The built-in software is not worth the silicon it is etched in: a word processor (only with 40 columns and can manage documents with only 99 lines of 77 columns), a very small spreadsheet (only 17 columns and 50 lines), a poor graph generator program (which can graphically display data from the sheets, but only in text mode) and a small database (999 records with 17 fields each and only 38 characters by field).
Most of these programs can only be used with a floppy drive.
The Plus/4 can use some of the peripherals of the C=64 or the VIC-20, like the famous MPS-801 dot-matrix printer and the 1541 Disk Drive run well with it but it can't use C=64 programs (unfortunately, it cannot use the same joysticks & Datasette as the C=64/VIC-20).
This machine wasn't built to be a competitor of the C=64, but it wasn’t meant to replace it either. It has an improved BASIC compared to the C=64’s, this one features graphic and sound instructions and a built-in assembler, but has lost lots of interesting C-64 features like great sound chip (SID: Sound Interface Device) or hardware sprites.

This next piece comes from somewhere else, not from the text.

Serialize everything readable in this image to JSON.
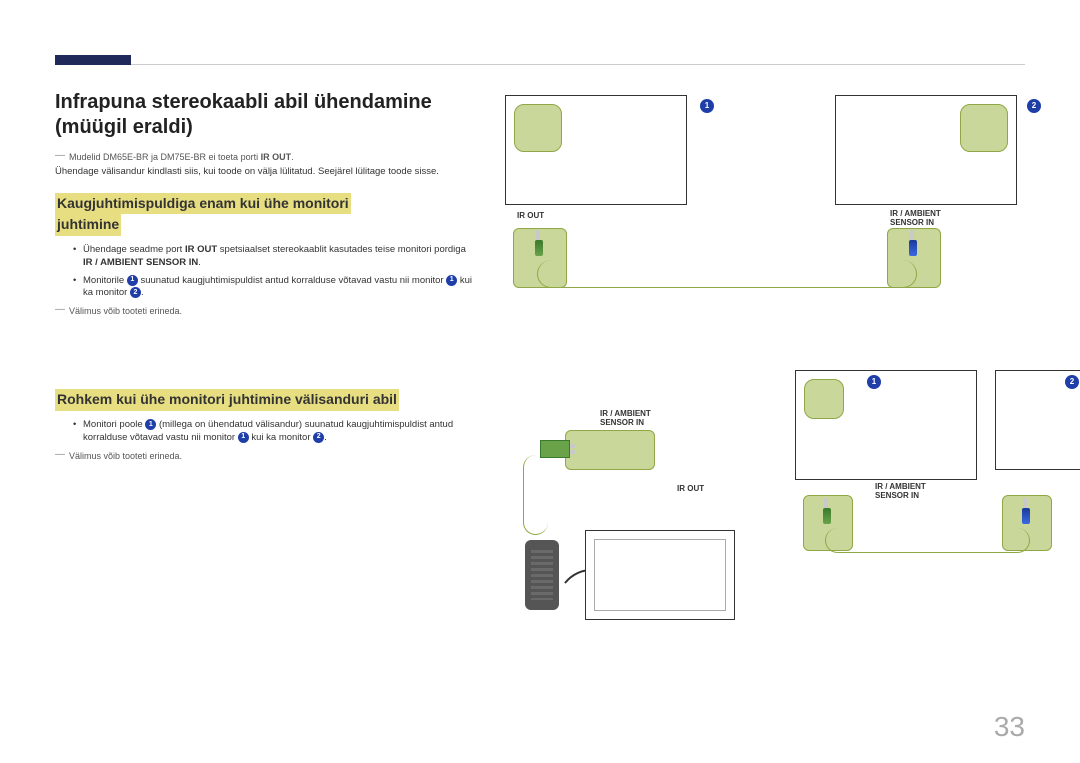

The Commodore Plus/4 was an error in the Commodore marketing policy and had no success.